Classes have officially begun and I really enjoy all of them so far…granted I have only had two days of class, but still. I am taking four classes and one seminar class, three in Spanish and two in English.
- Spanish Class: It is the Advanced Spanish class where we just work on improving our grammar, conversing in class, and learning about Spain. All international students get placed in a Spanish class adequate to their level of Spanish based on written and oral exams that we took before classes started.
- Cultural Studies: I think that this class will be my favorite this semester. Our professor has a very clear accent and is extremely passionate about her country. We will be lerning about the culture of Spain, like fútbol, music, food, and history. This class is taught completely in Spanish too.

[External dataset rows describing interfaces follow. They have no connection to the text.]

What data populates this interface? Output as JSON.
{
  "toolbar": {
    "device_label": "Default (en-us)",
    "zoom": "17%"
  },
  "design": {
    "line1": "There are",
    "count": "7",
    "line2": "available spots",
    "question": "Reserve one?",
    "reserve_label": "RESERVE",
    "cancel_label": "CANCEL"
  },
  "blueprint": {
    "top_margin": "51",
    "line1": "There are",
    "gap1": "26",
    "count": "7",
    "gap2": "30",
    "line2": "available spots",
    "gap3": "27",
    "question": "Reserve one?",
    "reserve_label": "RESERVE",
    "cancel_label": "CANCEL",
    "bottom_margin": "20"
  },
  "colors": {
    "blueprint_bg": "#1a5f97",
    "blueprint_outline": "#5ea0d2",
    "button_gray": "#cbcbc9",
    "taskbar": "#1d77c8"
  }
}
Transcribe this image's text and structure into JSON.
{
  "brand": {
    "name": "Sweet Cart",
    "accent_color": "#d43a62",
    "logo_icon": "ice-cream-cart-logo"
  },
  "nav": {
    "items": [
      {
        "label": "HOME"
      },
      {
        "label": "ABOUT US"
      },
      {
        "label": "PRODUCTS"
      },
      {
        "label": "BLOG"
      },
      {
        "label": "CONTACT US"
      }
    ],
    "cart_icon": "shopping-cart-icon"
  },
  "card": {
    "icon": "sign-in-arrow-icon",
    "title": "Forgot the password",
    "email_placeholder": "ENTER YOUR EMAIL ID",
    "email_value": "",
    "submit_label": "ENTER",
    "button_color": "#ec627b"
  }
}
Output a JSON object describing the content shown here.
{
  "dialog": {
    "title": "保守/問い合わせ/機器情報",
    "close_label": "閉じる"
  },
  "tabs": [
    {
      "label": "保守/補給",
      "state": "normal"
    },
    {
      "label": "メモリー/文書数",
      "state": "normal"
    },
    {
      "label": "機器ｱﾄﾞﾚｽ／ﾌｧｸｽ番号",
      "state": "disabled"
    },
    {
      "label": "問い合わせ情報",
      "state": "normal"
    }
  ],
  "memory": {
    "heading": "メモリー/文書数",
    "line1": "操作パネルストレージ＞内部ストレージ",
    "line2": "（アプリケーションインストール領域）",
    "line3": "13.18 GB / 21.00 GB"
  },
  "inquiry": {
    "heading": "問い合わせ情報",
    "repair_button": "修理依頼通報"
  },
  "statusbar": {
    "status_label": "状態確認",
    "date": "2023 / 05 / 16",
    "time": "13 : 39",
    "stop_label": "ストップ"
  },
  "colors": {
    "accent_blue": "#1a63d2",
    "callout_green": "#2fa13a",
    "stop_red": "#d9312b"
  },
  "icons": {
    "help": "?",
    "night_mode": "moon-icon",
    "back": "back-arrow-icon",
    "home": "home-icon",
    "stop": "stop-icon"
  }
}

- Latinamerican Literature: I can already tell that this will be one of my more difficult classes because the professor’s accent is Argentinian–not Spanish–so he speaks much faster and doesn’t enunciate as well as most Spaniards (example: he pronounces calle like Cajé for all you IV people out there). I think that the content will be interesting, but I have to be on top of my reding because its all advanced Spanish literature, which takes me a lot longer to read.
- Gender Perspectives: This class in fully in English, so we read translated literature from European and Spanish authors. Our professor for this class is young and encourges us to talk and share our opinions in class. I have never taken a gender studies or feminist studies class, so I’m excited for this one.
- Aesthetics, Christianity, and Mysticism: This is an English seminar class that I signed up for and I truly could not tell you what it is about. The class starts on Monday, so I can update then. If you have any guesses about what this class will be about based on the class title, please send them my way.
This weekend, we were in desperate need of any sort of body of water. The man-made lake in Retiro wasn’t cutting it anymore, so we decided to make the five-hour trek to Donostia-San Sebastián. It’s a small beach city in the northern most part of the Basque Country in Spain. We spent every day on the beach, so we could soak in as much sun as we could before going back to our uncomfortably hot home of Madrid. On Friday, we hiked up Monte Urgull to Castillo de Santa Cruz de la Mota. There was a historical museum and a massive stone statue of Jesus Christ with a beautiful view of the city below. After, we went to Playa Zuriolla, which is the main surf spot in San Sebastián. The waves at Zuriolla were at least three feet overhead (~8 ft), which made Devs look so small in comparison. I miss surfing in IV 😦
On Saturday, we went to the more popular Playa Kontxa (pronounced Concha) right near our hostel. We were on the beach for hours and I definitely got a little burnt, but I loved every minute of it. After the beach, we went into the old town to get pintxos (in Basque Country, Spanish is not their national language, so most signs and posters are written in Basque. So, whenever you see a ‘tx’ in aBasque word, it is pronounced like ‘ch’). Pintxos are almost like the tapas that we have in Madrid, but in my opinion, pintxos are so much better. There is a lot more of a variety of food in San Sebastián because it’s a port city. I may have to go back to San Sebastián just for pintxos, who knows.
On Sunday, we watched the famous Regatta in La Kontxa Bay. This is an annual rowing competition that takes place in San Sebastián. It felt like the entire city was there to see the Regatta because people were lined up at every viewpoint around the beach, even up on Monte Urgull. I still don’t really understand how rowing works in Spain aside from the boats looking different, but it was still so cool to see how big the Regatta is to Spaniards. It was such a fun community event to experience even as a tourist.
Another huge reason that I went to San Sebastián was to visit my lovely UCSB pal, Gigi Jackson, who is studying abroad at Universidad del País Vasco. It was the best first weekend away since being in Madrid and I’m so grateful to have friends all over Europe. Next, it’s Gigi’s turn to come visit me 😉
This weekend I got to speak so much Spanish and even got a few compliments on it! I always try to speak Spanish to everyone that I can, whether it’s at a bar or a restaurant, but sometimes servers will immediately speak in English because I look extremely not Spanish. Even when I continue in Spanish, they keep going in English and then it just gets awkward, haha. Gotta keep trying though, am I right? I also found out that when you do dos besos, you’re supposed to move your head to the left first, then the right. You actually “kiss” their right cheek first, but have to move your head to the left. I almost had a few awkward encounters before I was told the right way to do it, lol.
Basically, I had a fantastic weekend and am learning new things about Spain every day, which I am excited to share with you all on here!!